TASK: When you restate the records, do so word for word and omit any picture they contain.

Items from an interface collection
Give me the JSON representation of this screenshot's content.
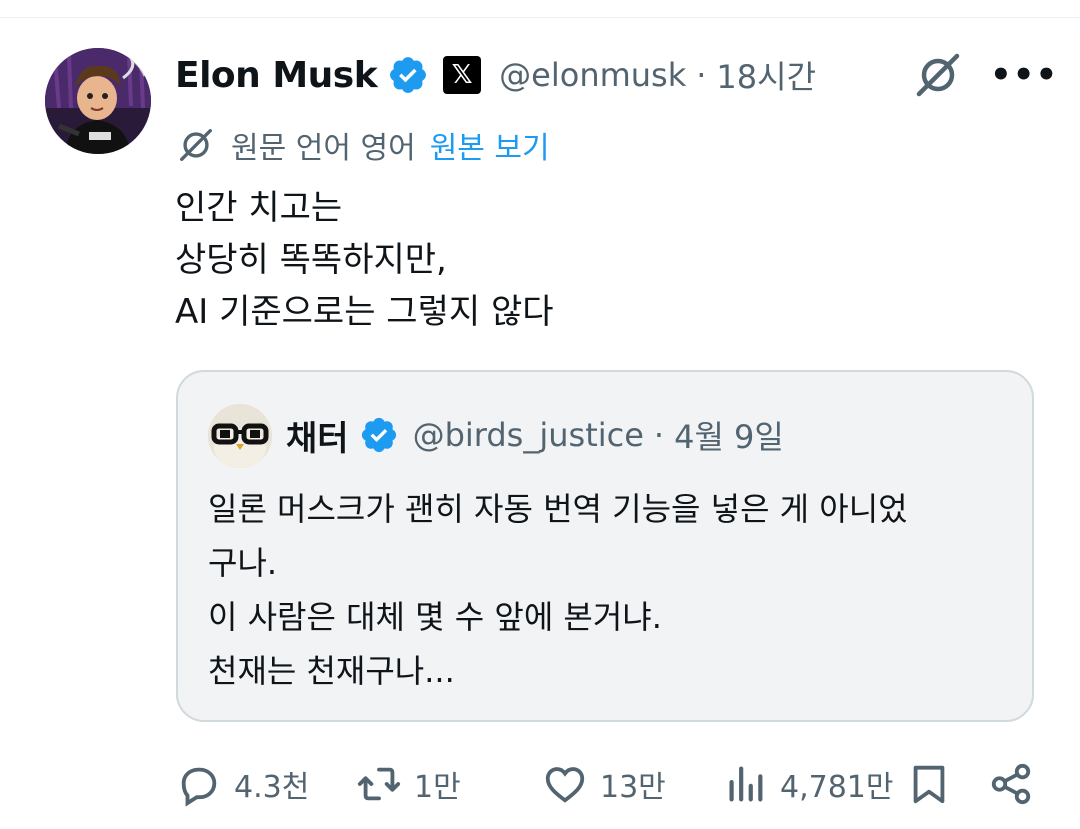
{
  "tweet": {
    "author": {
      "name": "Elon Musk",
      "handle": "@elonmusk",
      "verified": true,
      "affiliate_badge": "𝕏"
    },
    "separator": "·",
    "time": "18시간",
    "translation": {
      "label": "원문 언어 영어",
      "link": "원본 보기"
    },
    "lines": [
      "인간 치고는",
      "상당히 똑똑하지만,",
      "AI 기준으로는 그렇지 않다"
    ]
  },
  "quote": {
    "author": {
      "name": "채터",
      "handle": "@birds_justice",
      "verified": true
    },
    "separator": "·",
    "date": "4월 9일",
    "lines": [
      "일론 머스크가 괜히 자동 번역 기능을 넣은 게 아니었",
      "구나.",
      "이 사람은 대체 몇 수 앞에 본거냐.",
      "천재는 천재구나..."
    ]
  },
  "actions": {
    "replies": "4.3천",
    "reposts": "1만",
    "likes": "13만",
    "views": "4,781만"
  },
  "icons": {
    "grok": "grok-icon",
    "more": "more-icon",
    "reply": "reply-icon",
    "repost": "repost-icon",
    "like": "heart-icon",
    "views": "views-icon",
    "bookmark": "bookmark-icon",
    "share": "share-icon"
  },
  "colors": {
    "accent": "#1d9bf0",
    "secondary_text": "#536471",
    "quote_bg": "#f2f3f5",
    "text": "#0f1419"
  }
}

RESULT OF THIS EXERCISE:
Give me the JSON representation of this screenshot's content.
{
  "tweet": {
    "author": {
      "name": "Elon Musk",
      "handle": "@elonmusk",
      "verified": true,
      "affiliate_badge": "𝕏"
    },
    "separator": "·",
    "time": "18시간",
    "translation": {
      "label": "원문 언어 영어",
      "link": "원본 보기"
    },
    "lines": [
      "인간 치고는",
      "상당히 똑똑하지만,",
      "AI 기준으로는 그렇지 않다"
    ]
  },
  "quote": {
    "author": {
      "name": "채터",
      "handle": "@birds_justice",
      "verified": true
    },
    "separator": "·",
    "date": "4월 9일",
    "lines": [
      "일론 머스크가 괜히 자동 번역 기능을 넣은 게 아니었",
      "구나.",
      "이 사람은 대체 몇 수 앞에 본거냐.",
      "천재는 천재구나..."
    ]
  },
  "actions": {
    "replies": "4.3천",
    "reposts": "1만",
    "likes": "13만",
    "views": "4,781만"
  },
  "icons": {
    "grok": "grok-icon",
    "more": "more-icon",
    "reply": "reply-icon",
    "repost": "repost-icon",
    "like": "heart-icon",
    "views": "views-icon",
    "bookmark": "bookmark-icon",
    "share": "share-icon"
  },
  "colors": {
    "accent": "#1d9bf0",
    "secondary_text": "#536471",
    "quote_bg": "#f2f3f5",
    "text": "#0f1419"
  }
}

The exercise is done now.